The desserts sounded very interesting, and so I chose the coconut milk panna cotta with raspberry sorbet, crumbled short bread, coconut and raspberry crisps ($12), while Karen had the pinot poached pear, frangipane tart and almond praline ice cream ($12). Similar to the entrée, it did take a little longer than expected for our orders to be taken.
Again, such immaculate presentation. I really need to find out where they’ve sourced those plates from as they are just stunning and frame the food perfectly.
It’s always a sign of a great panna cotta when you can see it wobbling from a distance! The texture was divine. Velvety smooth, subtle coconut undertones, and ultimately far too small a serving size (but I am a guts). The raspberry sorbet couldn’t have been a greater contrast, full of tarty sweetness that really sucked in the cheeks! And then we had the rich, buttery shortbread crumb to smooth over the palate…I clearly enjoyed this dessert! The only minor criticism I would make is that the thin slices of coconut atop the panna cotta were far too long and hard, making it extremely awkward to manoeuvre onto a spoon/fork and into your mouth while also preventing you from cutting them into smaller pieces.
As good as the panna cotta was, the poached pear was the pick of the desserts. The harmonious, neatly woven interplay of flavours made for one very luxurious and very satisfying dish that was just perfect on a cold winter’s day. And seriously, it’s only $12. I’d return for this dessert alone!
We finished with a couple of coffees, and while it was unfortunate that we finished on a sour note (my espresso can only be described as being closer to a medium-black and far too hot), I do believe they are currently trying to recruit a barista, so here’s hoping for significant improvement in this area. A reliable coffee stop on the way to work could be a very dangerous proposition!
I’m sure you can already tell how much we enjoyed this meal. Considering this was only their first week of operation I’m honestly astounded at the level of quality they have already achieved, and can only imagine what a sublime experience it could be with a little bit more time and experience under their belts. We will definitely return, if only to try their signature hot chocolate with handmade chocolate dipped marshmallow ($7)!!

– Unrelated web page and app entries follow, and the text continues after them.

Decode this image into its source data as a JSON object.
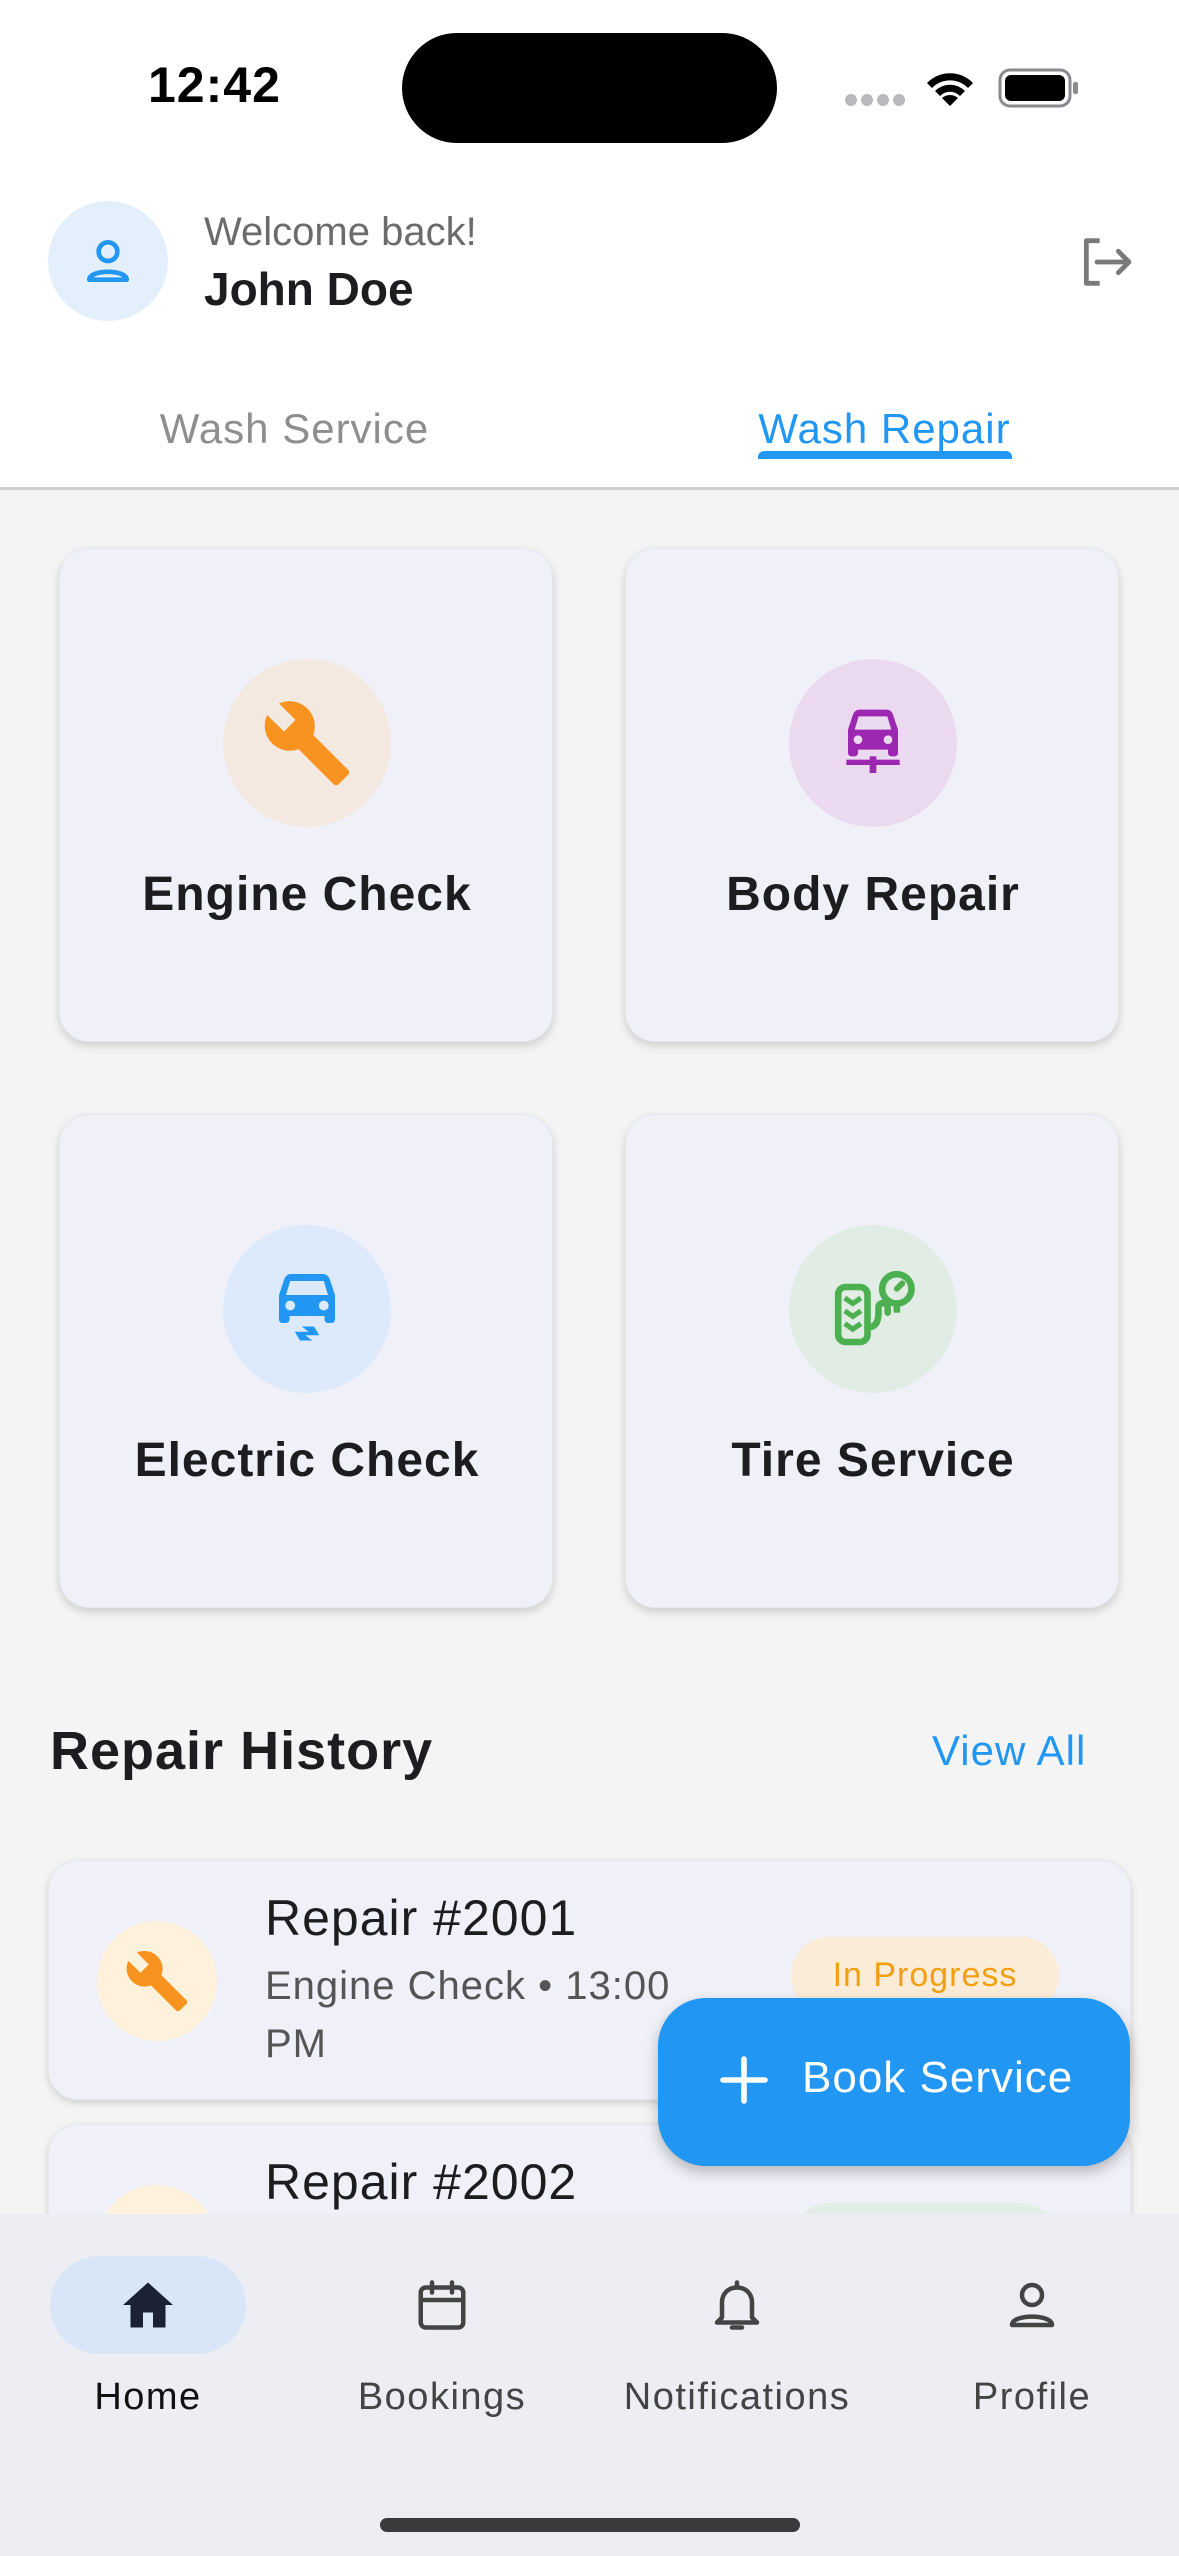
{
  "status_bar": {
    "time": "12:42"
  },
  "header": {
    "welcome": "Welcome back!",
    "user_name": "John Doe",
    "avatar_icon": "person-icon",
    "logout_icon": "logout-icon"
  },
  "tabs": [
    {
      "label": "Wash Service",
      "active": false
    },
    {
      "label": "Wash Repair",
      "active": true
    }
  ],
  "services": [
    {
      "title": "Engine Check",
      "icon": "wrench-icon",
      "color": "#f7931e",
      "bg": "#f3e9e1"
    },
    {
      "title": "Body Repair",
      "icon": "car-repair-icon",
      "color": "#9c27b0",
      "bg": "#ead9ef"
    },
    {
      "title": "Electric Check",
      "icon": "electric-car-icon",
      "color": "#2196f3",
      "bg": "#ddeafb"
    },
    {
      "title": "Tire Service",
      "icon": "tire-pressure-icon",
      "color": "#4caf50",
      "bg": "#e0ece4"
    }
  ],
  "history": {
    "title": "Repair History",
    "view_all": "View All",
    "items": [
      {
        "title": "Repair #2001",
        "subtitle": "Engine Check • 13:00 PM",
        "status": "In Progress",
        "icon": "wrench-icon"
      },
      {
        "title": "Repair #2002",
        "subtitle": "",
        "status": "",
        "icon": "wrench-icon"
      }
    ]
  },
  "fab": {
    "label": "Book Service",
    "icon": "plus-icon"
  },
  "bottom_nav": [
    {
      "label": "Home",
      "icon": "home-icon",
      "active": true
    },
    {
      "label": "Bookings",
      "icon": "calendar-icon",
      "active": false
    },
    {
      "label": "Notifications",
      "icon": "bell-icon",
      "active": false
    },
    {
      "label": "Profile",
      "icon": "person-icon",
      "active": false
    }
  ],
  "colors": {
    "accent": "#2196f3",
    "status_in_progress": "#f29f12"
  }
}
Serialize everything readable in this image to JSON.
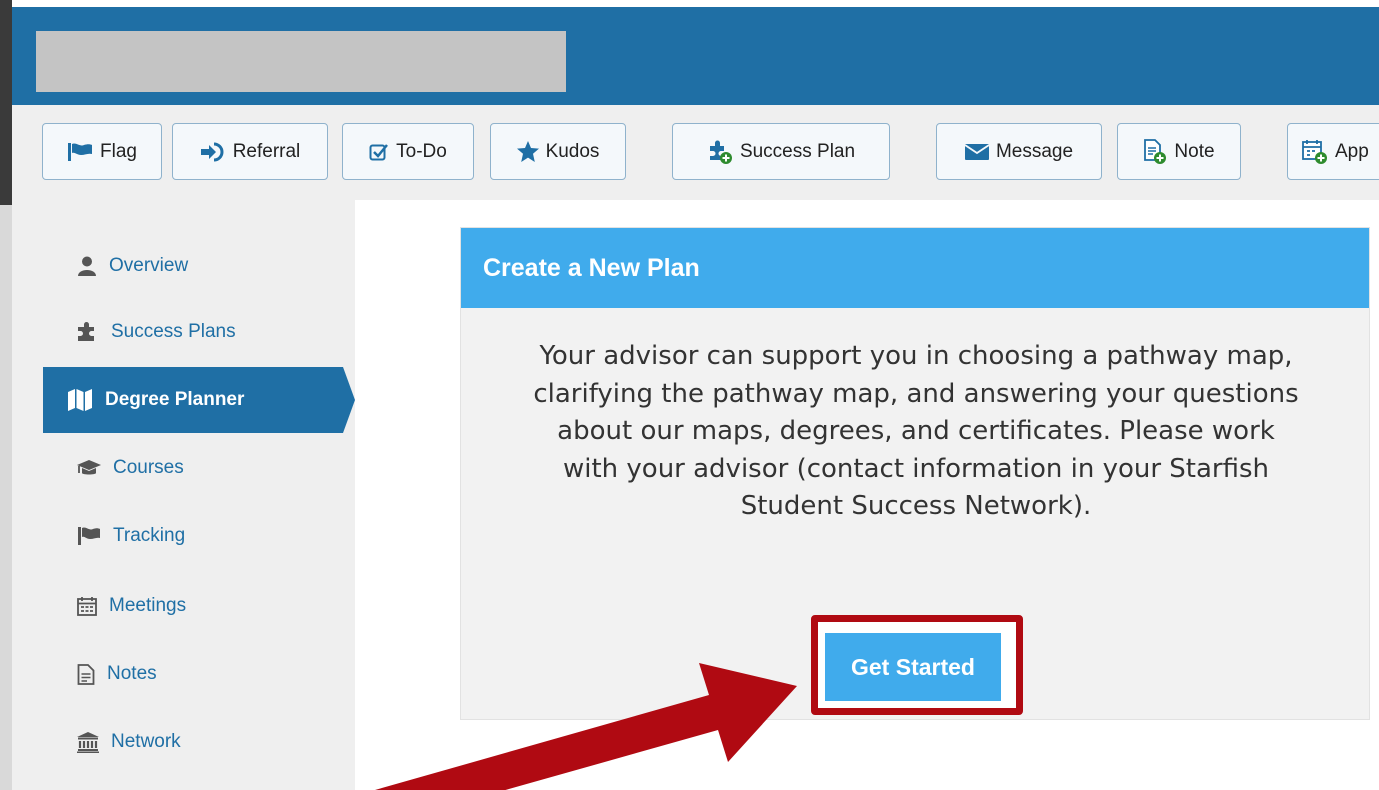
{
  "toolbar": {
    "buttons": [
      {
        "label": "Flag",
        "icon": "flag-icon"
      },
      {
        "label": "Referral",
        "icon": "arrow-right-circle-icon"
      },
      {
        "label": "To-Do",
        "icon": "checkbox-icon"
      },
      {
        "label": "Kudos",
        "icon": "star-icon"
      },
      {
        "label": "Success Plan",
        "icon": "puzzle-plus-icon"
      },
      {
        "label": "Message",
        "icon": "envelope-icon"
      },
      {
        "label": "Note",
        "icon": "note-plus-icon"
      },
      {
        "label": "App",
        "icon": "calendar-plus-icon"
      }
    ]
  },
  "sidebar": {
    "items": [
      {
        "label": "Overview",
        "icon": "user-icon"
      },
      {
        "label": "Success Plans",
        "icon": "puzzle-icon"
      },
      {
        "label": "Degree Planner",
        "icon": "map-icon",
        "active": true
      },
      {
        "label": "Courses",
        "icon": "graduation-cap-icon"
      },
      {
        "label": "Tracking",
        "icon": "flag-icon"
      },
      {
        "label": "Meetings",
        "icon": "calendar-icon"
      },
      {
        "label": "Notes",
        "icon": "document-icon"
      },
      {
        "label": "Network",
        "icon": "institution-icon"
      }
    ]
  },
  "main": {
    "card_title": "Create a New Plan",
    "card_lines": [
      "Your advisor can support you in choosing a pathway map,",
      "clarifying the pathway map, and answering your questions",
      "about our maps, degrees, and certificates. Please work",
      "with your advisor (contact information in your Starfish",
      "Student Success Network)."
    ],
    "get_started_label": "Get Started"
  },
  "colors": {
    "header": "#1f6fa5",
    "accent": "#40abec",
    "highlight": "#b00a12",
    "toolbar_bg": "#efefef"
  }
}
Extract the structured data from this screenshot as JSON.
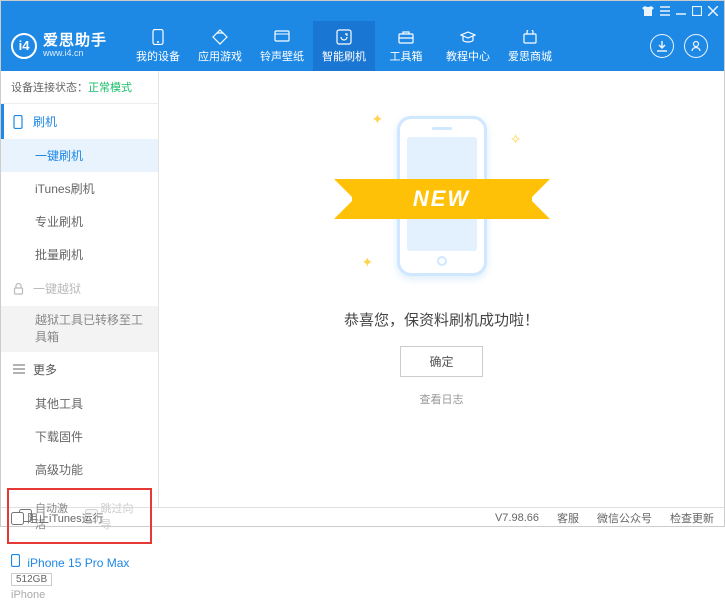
{
  "app": {
    "title": "爱思助手",
    "url": "www.i4.cn"
  },
  "titlebar": {
    "tshirt": "▾"
  },
  "nav": [
    {
      "label": "我的设备"
    },
    {
      "label": "应用游戏"
    },
    {
      "label": "铃声壁纸"
    },
    {
      "label": "智能刷机"
    },
    {
      "label": "工具箱"
    },
    {
      "label": "教程中心"
    },
    {
      "label": "爱思商城"
    }
  ],
  "status": {
    "label": "设备连接状态：",
    "value": "正常模式"
  },
  "sidebar": {
    "flash": {
      "header": "刷机",
      "items": [
        "一键刷机",
        "iTunes刷机",
        "专业刷机",
        "批量刷机"
      ]
    },
    "jailbreak": {
      "header": "一键越狱",
      "info": "越狱工具已转移至工具箱"
    },
    "more": {
      "header": "更多",
      "items": [
        "其他工具",
        "下载固件",
        "高级功能"
      ]
    }
  },
  "checks": {
    "auto_activate": "自动激活",
    "skip_wizard": "跳过向导"
  },
  "device": {
    "name": "iPhone 15 Pro Max",
    "storage": "512GB",
    "type": "iPhone"
  },
  "main": {
    "new": "NEW",
    "success": "恭喜您，保资料刷机成功啦！",
    "ok": "确定",
    "log": "查看日志"
  },
  "footer": {
    "block": "阻止iTunes运行",
    "version": "V7.98.66",
    "service": "客服",
    "wechat": "微信公众号",
    "update": "检查更新"
  }
}
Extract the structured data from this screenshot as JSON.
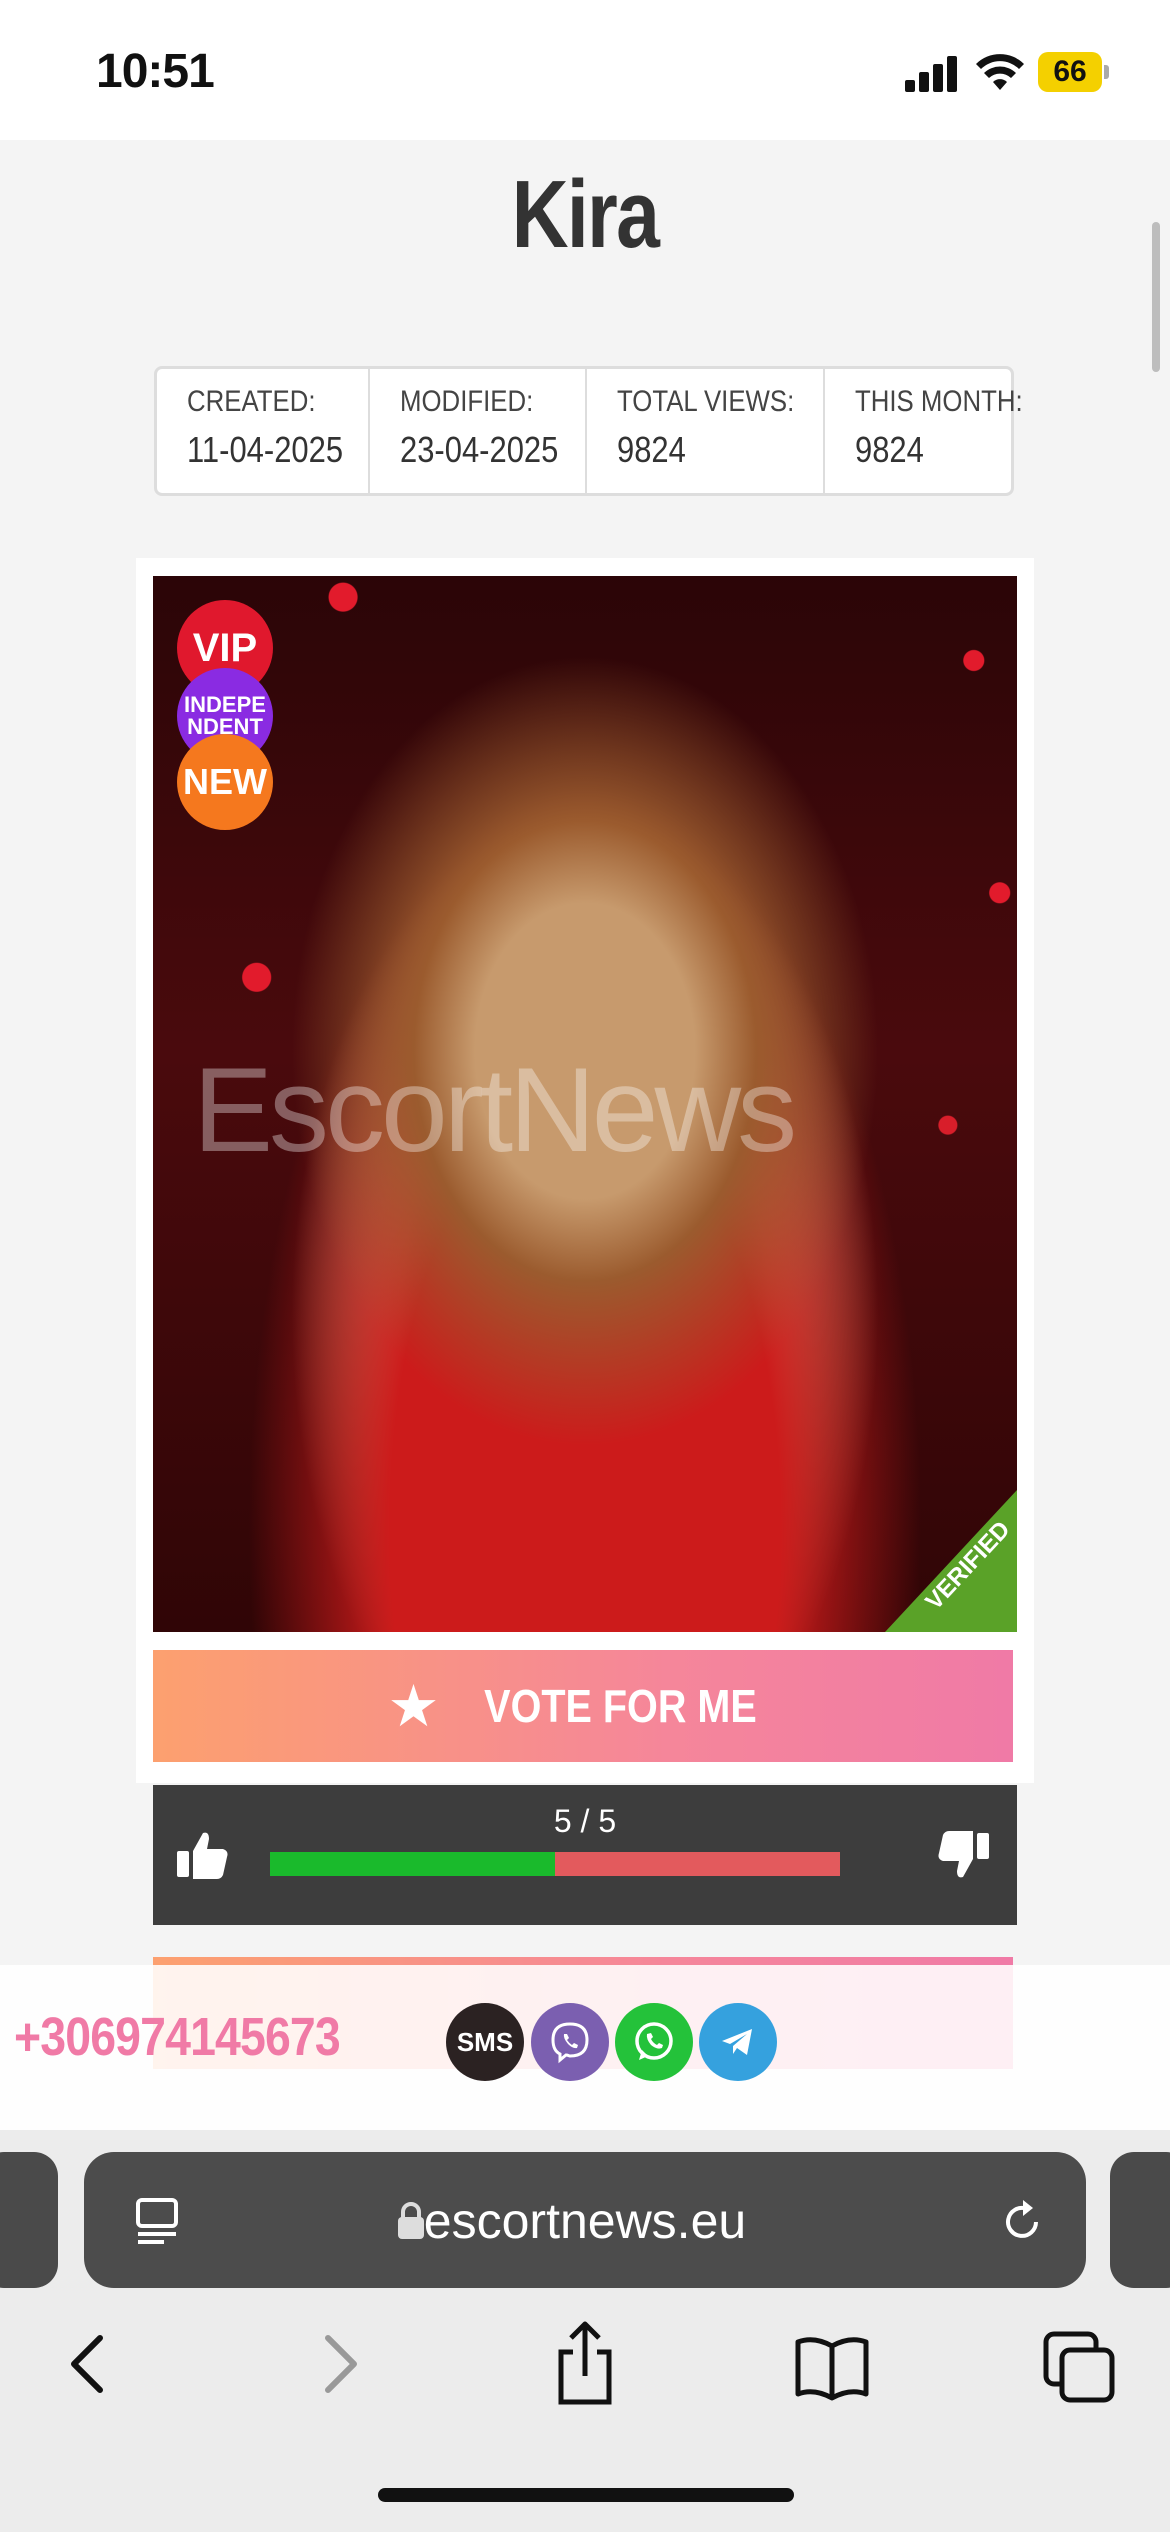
{
  "status_bar": {
    "time": "10:51",
    "battery": "66"
  },
  "page": {
    "title": "Kira"
  },
  "stats": [
    {
      "label": "CREATED:",
      "value": "11-04-2025"
    },
    {
      "label": "MODIFIED:",
      "value": "23-04-2025"
    },
    {
      "label": "TOTAL VIEWS:",
      "value": "9824"
    },
    {
      "label": "THIS MONTH:",
      "value": "9824"
    }
  ],
  "photo": {
    "watermark": "EscortNews",
    "badges": {
      "vip": "VIP",
      "independent": "INDEPE NDENT",
      "new": "NEW"
    },
    "verified": "VERIFIED"
  },
  "vote": {
    "label": "VOTE FOR ME"
  },
  "rating": {
    "text": "5 / 5",
    "fraction": 0.5
  },
  "contact": {
    "phone": "+306974145673",
    "sms": "SMS"
  },
  "browser": {
    "url": "escortnews.eu"
  },
  "colors": {
    "accent": "#f07aa6",
    "vip": "#e0182d",
    "independent": "#8a2be2",
    "new": "#f5781e",
    "verified": "#5aa228"
  }
}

We were hoping beyond all hope that Coal River Farm was going to be a winner, and they have certainly delivered! Throw in the relaxed outdoor options, opportunities for the children (and adults!) to go fruit and veg picking later in the season, gourmet chocolates and cheese (not yet available as they are currently ageing somewhere dark and musty), and their close proximity to Hobart, this not only going to be a prime tourist destination but also a go-to option for locals as well.
For more information you can drop by their website here: Coal River Farm Website
Alternatively, they have a strong presence on social media on Facebook here: Coal River Farm on Facebook
Their menu can be downloaded here, but just bear in mind there’s a small typo and they actually open at 9am: Coal River Farm Menu
Open 7 days a week from 9am – 6pm, breakfast is served from 9am – 11am, and lunch from 11:30am – 4pm.
You’ll find Coal River Farm at 634 Richmond Rd, on the way to Richmond just past Frogmore Creek. You can’t miss it, in more ways than one!